In the U.S. criminal justice system, should truth-seeking take precedence over attorney-client privilege?

  • Yes it should.

    In the United States of America criminal justice system, truth seeking should take precedence over attorney client privilege. Someone should not get off on murder or some other horrible crime just because they have the money to pay for a good lawyer. If you have done something bad, you should be punished.

  • In the U.S. criminal justice system, truth-seeking should take precedence over attorney-client privilege.

    In the U.S. criminal justice system, truth-seeking should take precedence over attorney-client privilege. However, this is not happening because they can make a profit from the court system is the attorney. I think they should seek the truth no matter what the cost is but then no one would hire an attorney if there was not the attorney-client privilege.

  • Yes, I believe the truth is more valuable than client privelige.

    Client privelige appears to exist solely to protect a client, regardless of their innocence or guilt.

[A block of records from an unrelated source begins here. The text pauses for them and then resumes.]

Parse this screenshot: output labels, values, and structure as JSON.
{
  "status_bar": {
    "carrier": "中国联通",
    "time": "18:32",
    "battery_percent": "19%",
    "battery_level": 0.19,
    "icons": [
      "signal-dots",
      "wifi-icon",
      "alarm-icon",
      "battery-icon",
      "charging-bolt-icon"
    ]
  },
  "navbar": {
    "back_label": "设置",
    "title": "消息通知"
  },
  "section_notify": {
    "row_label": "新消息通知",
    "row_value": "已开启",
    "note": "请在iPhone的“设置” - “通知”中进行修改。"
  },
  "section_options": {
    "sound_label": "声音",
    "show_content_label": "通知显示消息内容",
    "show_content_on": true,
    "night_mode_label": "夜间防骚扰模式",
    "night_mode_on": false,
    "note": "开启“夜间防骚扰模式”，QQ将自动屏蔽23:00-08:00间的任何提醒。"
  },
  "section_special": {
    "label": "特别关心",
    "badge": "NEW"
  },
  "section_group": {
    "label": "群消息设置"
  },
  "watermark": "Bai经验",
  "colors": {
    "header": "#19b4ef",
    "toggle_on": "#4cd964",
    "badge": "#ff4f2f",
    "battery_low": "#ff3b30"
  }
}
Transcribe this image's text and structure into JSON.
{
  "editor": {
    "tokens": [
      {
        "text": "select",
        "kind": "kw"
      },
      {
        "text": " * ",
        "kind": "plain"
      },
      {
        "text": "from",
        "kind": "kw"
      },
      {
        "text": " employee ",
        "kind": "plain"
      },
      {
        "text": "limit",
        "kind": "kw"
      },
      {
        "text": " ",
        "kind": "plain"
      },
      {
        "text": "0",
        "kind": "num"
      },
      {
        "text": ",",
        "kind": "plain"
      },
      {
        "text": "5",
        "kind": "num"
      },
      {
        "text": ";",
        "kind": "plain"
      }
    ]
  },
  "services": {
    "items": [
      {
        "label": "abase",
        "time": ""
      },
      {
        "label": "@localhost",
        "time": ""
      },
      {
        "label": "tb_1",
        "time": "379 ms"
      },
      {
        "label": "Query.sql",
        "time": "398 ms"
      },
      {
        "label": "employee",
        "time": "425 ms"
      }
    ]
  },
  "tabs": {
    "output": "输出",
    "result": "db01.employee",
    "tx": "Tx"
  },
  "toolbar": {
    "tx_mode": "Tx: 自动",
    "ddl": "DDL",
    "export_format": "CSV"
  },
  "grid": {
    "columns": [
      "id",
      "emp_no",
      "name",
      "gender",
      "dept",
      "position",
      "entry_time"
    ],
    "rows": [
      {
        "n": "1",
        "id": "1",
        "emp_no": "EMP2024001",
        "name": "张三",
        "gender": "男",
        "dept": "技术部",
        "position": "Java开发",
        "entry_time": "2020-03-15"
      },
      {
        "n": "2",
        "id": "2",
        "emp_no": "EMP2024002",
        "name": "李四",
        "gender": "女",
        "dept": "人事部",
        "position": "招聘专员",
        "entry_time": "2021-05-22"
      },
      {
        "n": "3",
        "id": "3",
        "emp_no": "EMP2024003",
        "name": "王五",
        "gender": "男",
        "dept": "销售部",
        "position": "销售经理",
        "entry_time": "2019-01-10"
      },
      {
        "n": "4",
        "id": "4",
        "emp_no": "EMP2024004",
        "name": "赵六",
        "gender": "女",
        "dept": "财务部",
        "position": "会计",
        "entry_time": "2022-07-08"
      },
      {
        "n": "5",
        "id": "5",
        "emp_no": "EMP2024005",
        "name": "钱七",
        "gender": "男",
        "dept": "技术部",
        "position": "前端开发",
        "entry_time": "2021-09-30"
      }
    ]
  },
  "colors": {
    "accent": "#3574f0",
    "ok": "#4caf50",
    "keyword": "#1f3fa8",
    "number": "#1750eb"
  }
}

I feel that if a client is guilty, it should be required that the lawyer divulge that information. Rather than arguing for the client's guilt or innocence, the lawyer would instead argue for a lesser sentence based upon the information found.

  • No we must protect rights

    Lawyer client confidentiality is a key part of our legal system. It should be a right of all those charged with a crime to be able to confide in someone without a risk of being harmed by it. If we take away the privacy then the whole system will crumble.

  • Attorney-Client Privilege Important

    While I think that truth-seeking is one of the most important facets of the United States criminal justice system, I do not believe it should trump the laws regarding attorney-client privilege. Attorneys are suppose to help their client and if the client privilege is revoked then the attorneys would be in a situation of conflict.

  • Attorney - Client Privilege

    The US Justice system is not about finding out the truth at all, but about one half of the side accusing someone, and the other half vehemently defending themselves. An attorney could find out that his defendant did commit the crime, but he would still try to get him off the charges.

  • No, the privilege serves a function.

    No, in the U.S. criminal justice system, truth-seeking should not take precedent over attorney-client privilege, because the defendant needs to be able to speak with their lawyer about their defense. To not allow attorney-client privilege is to have no defense at all. People should be able to talk openly with their lawyer without giving the prosecution evidence.

  • You won't get much truth if everyone refuses to talk

    Attorney-client privilege is a cornerstone of our legal system and nothing should change that, ever. Making a lawyer a mandatory reporter of issues would make them an extension of the prosecutor's office, someone their client could not trust at all. This would have a chilling effect on criminal court cases, with defendants unable to properly communicate with the person representing them in court. If there's a case, then the prosecution needs to collect its evidence and make an argument for it, not have the defense do their dirty work.

Leave a comment...
(Maximum 900 words)
No comments yet.